This type of reasoning is known as modus tollens (the mode that denies). All fish, for example, have scales. This salmon is a kind of fish. As a result, this fish possesses scales.

- What is the modus tollens example?
- What is the modus tollens rule?
- Is modus tollens a fallacy?
- What is the difference between modus tollens and denying the antecedent?
- Which is the tautology form of the modus tollens rule?
- Why is modus tollens valid?
- How do you identify modus Ponens?
- What is the universal modus tollens?

Modus tollens is a valid argument form in propositional calculus in which and are propositions. If it is inferred and untrue, it is false. It is also known as a contrapositive proof or an indirect proof. For example, if being the king entails wearing a crown, not wearing a crown entails not being the king. Therefore, not being the king is true if and only if the king isn't wearing a crown.

Use the modus tollens rule to prove or disprove claims about things such as animals, plants, and objects that exist now or have existed in the past. For example, if someone claims that no animals live beyond **their natural lifespan**, they use evidence from scientists who have studied animals for many years to prove their claim by applying the modus tollens rule. First, they would conclude that because animals live longer than their natural lifespan, there must be something that kills them. Second, they would conclude that since there is something that kills them, then there cannot be any other thing or action that preserves their life forever. Finally, they would conclude that since there is no way for animals to preserve their lives forever, then animals must die when they reach their natural lifespan.

This argument is also useful for decisions about **possible future events**. If I were to claim that there is no way for animals to fly, you could use **this argument** to prove that I'm wrong. First, you would conclude that since animals can fly, there must be something that allows them to do so.

Modus tollens (/'[email protected]'talenz/), also known as modus tollendo tollens (Latin for "mode that by denying denies") and rejecting the consequent, is a deductive argument form and an inference rule in propositional logic. Justification using a truth table.

p | q | p → q |
---|---|---|

T | F | F |

F | T | T |

F | F | T |

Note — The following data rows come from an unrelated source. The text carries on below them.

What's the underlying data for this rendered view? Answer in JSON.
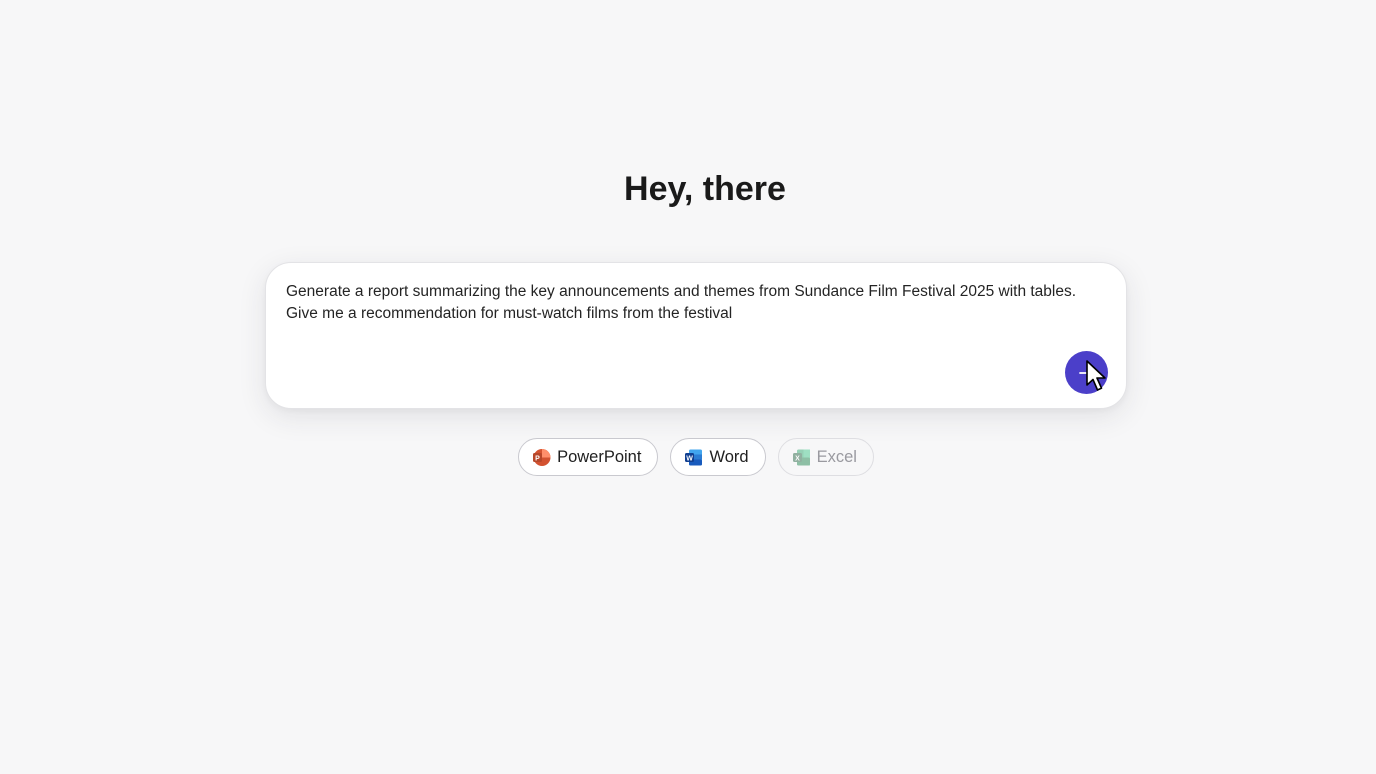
{
  "greeting": "Hey, there",
  "composer": {
    "prompt": "Generate a report summarizing the key announcements and themes from Sundance Film Festival 2025 with tables.\nGive me a recommendation for must-watch films from the festival",
    "send_icon": "arrow-right-icon"
  },
  "chips": [
    {
      "label": "PowerPoint",
      "icon": "powerpoint-icon",
      "color": "#c43e1c",
      "state": "enabled"
    },
    {
      "label": "Word",
      "icon": "word-icon",
      "color": "#185abd",
      "state": "enabled"
    },
    {
      "label": "Excel",
      "icon": "excel-icon",
      "color": "#107c41",
      "state": "disabled"
    }
  ],
  "colors": {
    "background": "#f7f7f8",
    "accent": "#4b3fc9"
  }
}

Modus tollens is a legitimate argument form, much like **modus ponens**, because the truth of the premises ensures the validity of the conclusion. Denying the antecedent, like affirming the consequent, is an invalid argument form since the validity of the premises does not ensure the truth of the conclusion. For example, if we were to deny the antecedent of this argument, we would be saying that anyone who can walk can run. This seems counter-intuitive since we know that some people cannot walk due to physical limitations. Therefore, denying the antecedent of this argument would lead to a false conclusion.

Modus tollens is used when answering questions with multiple choices or answers. For example, if given two choices for solving a problem, we could use modus tollens to determine which answer choice is correct. Modus tollens allows us to eliminate **one option** in order to find the correct answer. For example, if given the options "Mary walks to school," "John drives to school" and asked which one Mary goes to school by, we could use modus tollens to determine that it must be the first option since she cannot walk to school and drive at **the same time**. Thus, we know that Mary goes to school by walking.

Denying the antecedent is used when there are no possible answers other than all of them or none of them.

Modus tollens (/'[email protected]'talenz/), also known as modus tollendo tollens (Latin for "mode that by denying denies") and rejecting the consequent, is a deductive argument form and an inference rule in propositional logic. The modus tollens is expressed as "If P, then Q.... Justification using a truth table.

p | q | p → q |
---|---|---|

F | F | T |

It is an application of **the basic principle** that if a statement is true, then its inverse is also true. The form demonstrates that inference from P entails Q, and negation of Q implies negation of P is a valid argument. This means that invalid arguments such as "All dogs are mortal. Therefore, all cats are not mortal" can sometimes be refuted by following the pattern of modus tollens.

Here is how they are constructed:

- Modus Ponens: “If A is true, then B is true. A is true. Therefore, B is true.”
- Modus Tollens: “If A is true, then B is true. B is not true. Therefore, A is not true.”

The Tollens Modus Universalis Proof by contradiction—showing an argument is flawed by providing an example where the argument causes a contradiction—can be one of **the simplest ways** to prove or refute an argument. This proof method can be used with **any form** of argument, not just logical arguments such as **analytic proofs** and syntactic proofs.

In formal logic, a truth table is a tool used by logicians to examine the validity of arguments and their conclusions by applying each possible combination of values for the multiple variables involved in the argument. Such arguments can be either valid or invalid. If an argument is invalid, there must be at least one case where it leads to a contradiction. The universal modus tollens proof method involves finding this contradiction and showing that it cannot be escaped. Since all contradictions can be reduced to the form "A!= A", this proof method can be applied to show any argument is invalid.

For example, suppose we want to prove that no person can walk across the Atlantic Ocean in less than 20 days.